An engine problem reportedly threatens to delay the debut of Boeing’s forthcoming large jet as the aerospace giant already struggles with its grounded 737 Max.
GE Aviation officials told reporters at the Paris Air Show that an issue with its GE9X engine will prevent the Boeing 777X from making its initial flight until later this year, The Seattle Times reports.
Bill Fitzgerald, GE Aviation’s commercial jet engine chief, said although the company has already developed a solution for what will be the world’s largest jet engine, the fix still needs to undergo testing and certification. GE will also need to retrofit 18 engines already produced.
Although Fitzgerald said the company is “pretty confident we’ll get through the testing this year,” the Times noted that because it typically takes at least a year to get from first flight to a commercial debut, the 777X appears likely to miss its initial commercial target of mid-2020.
According to the report, GE engineers discovered that some titanium parts showed excessive wear under the final, most intense phase of engine testing. GE said the problem would require airlines to send the engines in for maintenance prematurely. The company reportedly designed a more robust engine component, known as a stator, to replace the faulty ones.
Officials with the 777X’s airline customers and suppliers alike expressed concerns about the potential delay to the Times, but both companies downplayed its potential impact at the air show.

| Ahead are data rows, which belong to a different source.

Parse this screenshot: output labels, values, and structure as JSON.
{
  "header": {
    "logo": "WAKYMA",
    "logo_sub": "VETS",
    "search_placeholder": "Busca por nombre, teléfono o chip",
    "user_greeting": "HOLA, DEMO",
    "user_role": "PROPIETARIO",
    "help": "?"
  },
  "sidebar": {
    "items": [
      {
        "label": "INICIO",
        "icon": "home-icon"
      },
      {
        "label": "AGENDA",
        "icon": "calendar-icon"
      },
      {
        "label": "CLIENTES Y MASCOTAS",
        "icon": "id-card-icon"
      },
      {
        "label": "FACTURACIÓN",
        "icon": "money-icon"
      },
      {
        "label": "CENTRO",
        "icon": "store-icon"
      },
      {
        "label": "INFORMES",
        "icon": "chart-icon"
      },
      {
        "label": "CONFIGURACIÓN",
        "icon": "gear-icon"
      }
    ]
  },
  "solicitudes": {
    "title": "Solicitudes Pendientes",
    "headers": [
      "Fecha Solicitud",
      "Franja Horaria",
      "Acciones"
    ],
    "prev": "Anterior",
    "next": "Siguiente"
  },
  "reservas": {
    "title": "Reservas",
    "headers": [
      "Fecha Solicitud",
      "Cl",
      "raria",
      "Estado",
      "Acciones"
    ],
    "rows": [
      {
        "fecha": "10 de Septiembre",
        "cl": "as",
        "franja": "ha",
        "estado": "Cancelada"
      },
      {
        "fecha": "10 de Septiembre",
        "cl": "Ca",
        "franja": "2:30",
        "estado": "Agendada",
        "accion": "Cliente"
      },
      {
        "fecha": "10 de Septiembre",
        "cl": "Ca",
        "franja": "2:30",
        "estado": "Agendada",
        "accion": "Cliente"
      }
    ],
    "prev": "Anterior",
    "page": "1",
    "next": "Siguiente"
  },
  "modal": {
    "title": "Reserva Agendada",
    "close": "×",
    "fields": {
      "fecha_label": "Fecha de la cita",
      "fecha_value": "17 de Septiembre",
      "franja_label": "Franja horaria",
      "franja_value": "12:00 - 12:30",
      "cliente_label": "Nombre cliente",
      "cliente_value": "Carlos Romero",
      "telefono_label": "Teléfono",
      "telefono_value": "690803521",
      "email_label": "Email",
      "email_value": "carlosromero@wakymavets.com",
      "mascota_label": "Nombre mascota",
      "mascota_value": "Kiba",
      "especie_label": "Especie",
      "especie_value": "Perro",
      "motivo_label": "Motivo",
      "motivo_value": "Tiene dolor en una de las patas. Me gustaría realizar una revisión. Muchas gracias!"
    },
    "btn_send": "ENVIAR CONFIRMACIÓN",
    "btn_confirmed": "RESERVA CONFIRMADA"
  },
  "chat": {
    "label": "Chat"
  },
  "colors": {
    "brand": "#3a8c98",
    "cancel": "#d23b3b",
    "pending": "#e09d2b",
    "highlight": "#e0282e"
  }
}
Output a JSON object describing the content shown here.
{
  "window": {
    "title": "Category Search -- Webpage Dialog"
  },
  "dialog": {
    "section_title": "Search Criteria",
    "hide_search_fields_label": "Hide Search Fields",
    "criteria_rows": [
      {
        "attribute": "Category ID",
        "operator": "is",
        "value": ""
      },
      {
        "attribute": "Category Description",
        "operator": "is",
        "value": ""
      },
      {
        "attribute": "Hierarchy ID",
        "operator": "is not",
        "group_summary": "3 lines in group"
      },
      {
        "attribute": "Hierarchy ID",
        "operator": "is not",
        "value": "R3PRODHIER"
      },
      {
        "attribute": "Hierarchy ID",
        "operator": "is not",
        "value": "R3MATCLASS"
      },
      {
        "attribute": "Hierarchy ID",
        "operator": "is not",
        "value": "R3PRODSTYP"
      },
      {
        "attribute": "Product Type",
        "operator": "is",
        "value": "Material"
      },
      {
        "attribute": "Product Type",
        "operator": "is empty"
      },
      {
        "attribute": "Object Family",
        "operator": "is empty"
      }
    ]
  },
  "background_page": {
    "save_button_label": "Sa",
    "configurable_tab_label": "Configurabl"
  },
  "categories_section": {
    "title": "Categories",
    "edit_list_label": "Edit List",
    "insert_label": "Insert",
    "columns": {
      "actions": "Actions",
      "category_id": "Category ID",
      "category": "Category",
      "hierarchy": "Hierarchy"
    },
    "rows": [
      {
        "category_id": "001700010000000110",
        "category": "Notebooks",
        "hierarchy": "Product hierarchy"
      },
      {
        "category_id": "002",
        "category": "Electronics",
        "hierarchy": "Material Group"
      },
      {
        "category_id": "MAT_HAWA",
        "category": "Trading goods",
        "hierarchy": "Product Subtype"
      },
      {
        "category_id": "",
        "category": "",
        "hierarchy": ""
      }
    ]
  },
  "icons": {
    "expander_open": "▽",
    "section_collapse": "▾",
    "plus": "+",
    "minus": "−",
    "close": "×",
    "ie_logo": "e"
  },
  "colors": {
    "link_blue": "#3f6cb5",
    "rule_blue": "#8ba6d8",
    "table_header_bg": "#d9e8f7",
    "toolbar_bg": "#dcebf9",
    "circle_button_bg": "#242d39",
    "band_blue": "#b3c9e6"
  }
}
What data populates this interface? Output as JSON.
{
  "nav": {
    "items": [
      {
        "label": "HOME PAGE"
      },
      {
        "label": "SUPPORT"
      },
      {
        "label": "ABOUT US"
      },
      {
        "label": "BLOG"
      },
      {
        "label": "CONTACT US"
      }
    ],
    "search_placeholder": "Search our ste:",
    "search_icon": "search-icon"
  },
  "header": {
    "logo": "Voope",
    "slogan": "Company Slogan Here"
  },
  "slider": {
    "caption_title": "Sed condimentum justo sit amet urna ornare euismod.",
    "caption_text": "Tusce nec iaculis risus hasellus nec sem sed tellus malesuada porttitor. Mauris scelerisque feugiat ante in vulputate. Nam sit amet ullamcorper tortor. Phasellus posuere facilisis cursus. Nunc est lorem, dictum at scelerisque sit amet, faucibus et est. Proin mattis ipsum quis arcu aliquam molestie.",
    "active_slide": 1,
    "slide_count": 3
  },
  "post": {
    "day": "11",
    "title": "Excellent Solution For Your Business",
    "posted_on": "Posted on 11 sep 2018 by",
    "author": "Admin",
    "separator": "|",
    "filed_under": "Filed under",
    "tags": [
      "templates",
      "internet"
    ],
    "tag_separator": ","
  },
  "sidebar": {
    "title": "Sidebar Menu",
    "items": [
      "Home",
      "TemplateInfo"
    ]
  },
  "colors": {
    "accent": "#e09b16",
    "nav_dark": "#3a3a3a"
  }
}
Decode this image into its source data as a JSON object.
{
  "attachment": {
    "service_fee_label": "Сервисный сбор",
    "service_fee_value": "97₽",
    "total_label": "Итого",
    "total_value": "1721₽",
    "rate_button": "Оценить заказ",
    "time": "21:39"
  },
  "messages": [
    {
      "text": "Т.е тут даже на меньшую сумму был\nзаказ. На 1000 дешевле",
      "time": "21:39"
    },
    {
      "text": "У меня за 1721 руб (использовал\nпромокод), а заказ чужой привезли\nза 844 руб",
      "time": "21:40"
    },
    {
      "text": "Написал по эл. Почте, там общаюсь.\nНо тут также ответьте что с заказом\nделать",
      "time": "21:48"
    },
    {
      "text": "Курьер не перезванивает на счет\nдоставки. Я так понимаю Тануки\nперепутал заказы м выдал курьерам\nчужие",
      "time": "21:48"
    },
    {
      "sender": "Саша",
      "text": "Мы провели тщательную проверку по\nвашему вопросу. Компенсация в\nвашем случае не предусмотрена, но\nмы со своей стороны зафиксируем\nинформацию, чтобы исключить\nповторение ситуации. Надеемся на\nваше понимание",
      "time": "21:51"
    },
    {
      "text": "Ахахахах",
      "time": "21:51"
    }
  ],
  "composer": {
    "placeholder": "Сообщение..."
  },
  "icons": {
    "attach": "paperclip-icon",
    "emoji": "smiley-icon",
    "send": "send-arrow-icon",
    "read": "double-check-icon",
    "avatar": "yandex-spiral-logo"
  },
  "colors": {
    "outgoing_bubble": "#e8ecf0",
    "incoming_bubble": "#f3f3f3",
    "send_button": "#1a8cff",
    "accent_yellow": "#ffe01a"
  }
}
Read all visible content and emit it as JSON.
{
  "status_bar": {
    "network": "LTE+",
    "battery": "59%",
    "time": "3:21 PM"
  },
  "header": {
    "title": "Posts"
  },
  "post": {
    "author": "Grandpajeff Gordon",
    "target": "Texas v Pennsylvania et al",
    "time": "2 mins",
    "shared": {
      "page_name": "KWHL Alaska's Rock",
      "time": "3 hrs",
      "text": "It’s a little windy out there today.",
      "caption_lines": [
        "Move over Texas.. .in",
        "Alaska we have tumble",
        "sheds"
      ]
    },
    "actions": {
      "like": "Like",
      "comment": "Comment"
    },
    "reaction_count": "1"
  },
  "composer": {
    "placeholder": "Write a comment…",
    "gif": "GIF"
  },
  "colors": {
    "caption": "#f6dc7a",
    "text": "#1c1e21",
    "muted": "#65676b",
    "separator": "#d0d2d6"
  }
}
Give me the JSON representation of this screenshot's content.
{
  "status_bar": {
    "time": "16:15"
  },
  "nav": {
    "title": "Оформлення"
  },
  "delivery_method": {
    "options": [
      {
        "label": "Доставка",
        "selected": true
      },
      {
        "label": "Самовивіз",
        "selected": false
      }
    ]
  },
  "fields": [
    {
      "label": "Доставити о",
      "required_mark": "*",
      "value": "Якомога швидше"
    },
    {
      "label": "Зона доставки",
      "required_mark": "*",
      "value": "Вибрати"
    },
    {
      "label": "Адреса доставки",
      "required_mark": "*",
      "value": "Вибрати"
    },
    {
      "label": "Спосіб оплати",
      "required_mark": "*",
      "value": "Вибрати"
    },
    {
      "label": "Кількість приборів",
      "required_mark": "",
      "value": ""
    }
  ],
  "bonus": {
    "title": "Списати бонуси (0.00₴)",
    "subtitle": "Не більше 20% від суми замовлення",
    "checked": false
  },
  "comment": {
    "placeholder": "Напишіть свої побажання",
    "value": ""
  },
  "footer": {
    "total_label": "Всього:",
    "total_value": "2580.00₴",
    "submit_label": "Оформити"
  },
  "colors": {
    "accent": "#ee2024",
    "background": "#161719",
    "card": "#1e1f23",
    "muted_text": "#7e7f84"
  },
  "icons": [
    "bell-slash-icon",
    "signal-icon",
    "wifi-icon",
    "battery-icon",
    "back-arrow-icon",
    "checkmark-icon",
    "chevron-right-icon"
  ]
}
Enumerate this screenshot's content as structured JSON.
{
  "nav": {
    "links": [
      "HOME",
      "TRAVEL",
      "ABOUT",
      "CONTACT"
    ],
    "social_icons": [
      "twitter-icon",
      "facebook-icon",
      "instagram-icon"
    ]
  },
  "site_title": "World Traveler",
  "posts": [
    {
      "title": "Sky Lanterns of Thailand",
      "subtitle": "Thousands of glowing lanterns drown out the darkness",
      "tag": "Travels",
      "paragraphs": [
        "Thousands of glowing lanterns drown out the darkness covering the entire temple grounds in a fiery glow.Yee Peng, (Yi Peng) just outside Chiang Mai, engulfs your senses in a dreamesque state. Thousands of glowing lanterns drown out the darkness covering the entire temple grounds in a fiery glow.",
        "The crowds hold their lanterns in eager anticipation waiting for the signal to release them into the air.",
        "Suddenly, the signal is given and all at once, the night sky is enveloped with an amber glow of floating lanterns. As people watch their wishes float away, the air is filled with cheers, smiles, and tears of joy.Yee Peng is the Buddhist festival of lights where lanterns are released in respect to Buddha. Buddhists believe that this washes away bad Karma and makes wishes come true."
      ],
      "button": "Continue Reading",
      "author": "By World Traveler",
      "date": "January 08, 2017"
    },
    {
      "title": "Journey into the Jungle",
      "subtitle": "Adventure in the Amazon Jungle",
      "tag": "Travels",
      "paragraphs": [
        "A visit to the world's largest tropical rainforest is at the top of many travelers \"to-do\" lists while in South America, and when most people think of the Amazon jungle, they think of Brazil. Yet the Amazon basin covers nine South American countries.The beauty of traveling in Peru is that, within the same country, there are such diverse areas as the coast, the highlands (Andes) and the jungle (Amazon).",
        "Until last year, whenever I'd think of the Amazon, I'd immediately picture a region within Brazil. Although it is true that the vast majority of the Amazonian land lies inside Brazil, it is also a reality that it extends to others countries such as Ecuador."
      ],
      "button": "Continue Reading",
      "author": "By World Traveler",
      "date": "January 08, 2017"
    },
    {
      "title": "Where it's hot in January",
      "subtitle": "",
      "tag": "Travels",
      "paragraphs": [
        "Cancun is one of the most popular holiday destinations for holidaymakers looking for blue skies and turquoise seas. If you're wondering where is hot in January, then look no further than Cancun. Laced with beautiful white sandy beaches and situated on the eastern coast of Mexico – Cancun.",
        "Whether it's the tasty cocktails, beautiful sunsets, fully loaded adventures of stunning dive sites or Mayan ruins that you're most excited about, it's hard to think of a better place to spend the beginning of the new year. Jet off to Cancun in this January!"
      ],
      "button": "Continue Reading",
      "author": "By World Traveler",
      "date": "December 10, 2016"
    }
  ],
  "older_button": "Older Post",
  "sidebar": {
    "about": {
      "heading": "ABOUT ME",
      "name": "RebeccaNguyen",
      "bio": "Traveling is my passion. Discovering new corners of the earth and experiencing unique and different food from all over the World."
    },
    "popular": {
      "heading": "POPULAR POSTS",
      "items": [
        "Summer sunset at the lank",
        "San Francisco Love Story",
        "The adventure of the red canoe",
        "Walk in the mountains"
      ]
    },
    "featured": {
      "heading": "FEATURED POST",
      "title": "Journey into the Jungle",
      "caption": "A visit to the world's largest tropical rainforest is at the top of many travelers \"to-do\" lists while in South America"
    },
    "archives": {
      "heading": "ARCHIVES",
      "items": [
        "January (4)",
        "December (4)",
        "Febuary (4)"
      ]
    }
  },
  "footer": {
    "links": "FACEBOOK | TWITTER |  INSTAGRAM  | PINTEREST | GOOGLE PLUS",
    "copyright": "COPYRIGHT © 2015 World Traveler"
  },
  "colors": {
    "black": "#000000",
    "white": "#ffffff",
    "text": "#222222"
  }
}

“We still expect to have the airplane in flight test this year and enter into service next year,” Kevin McAllister, who heads Boeing’s commercial airplanes business, said at a press conference in Paris.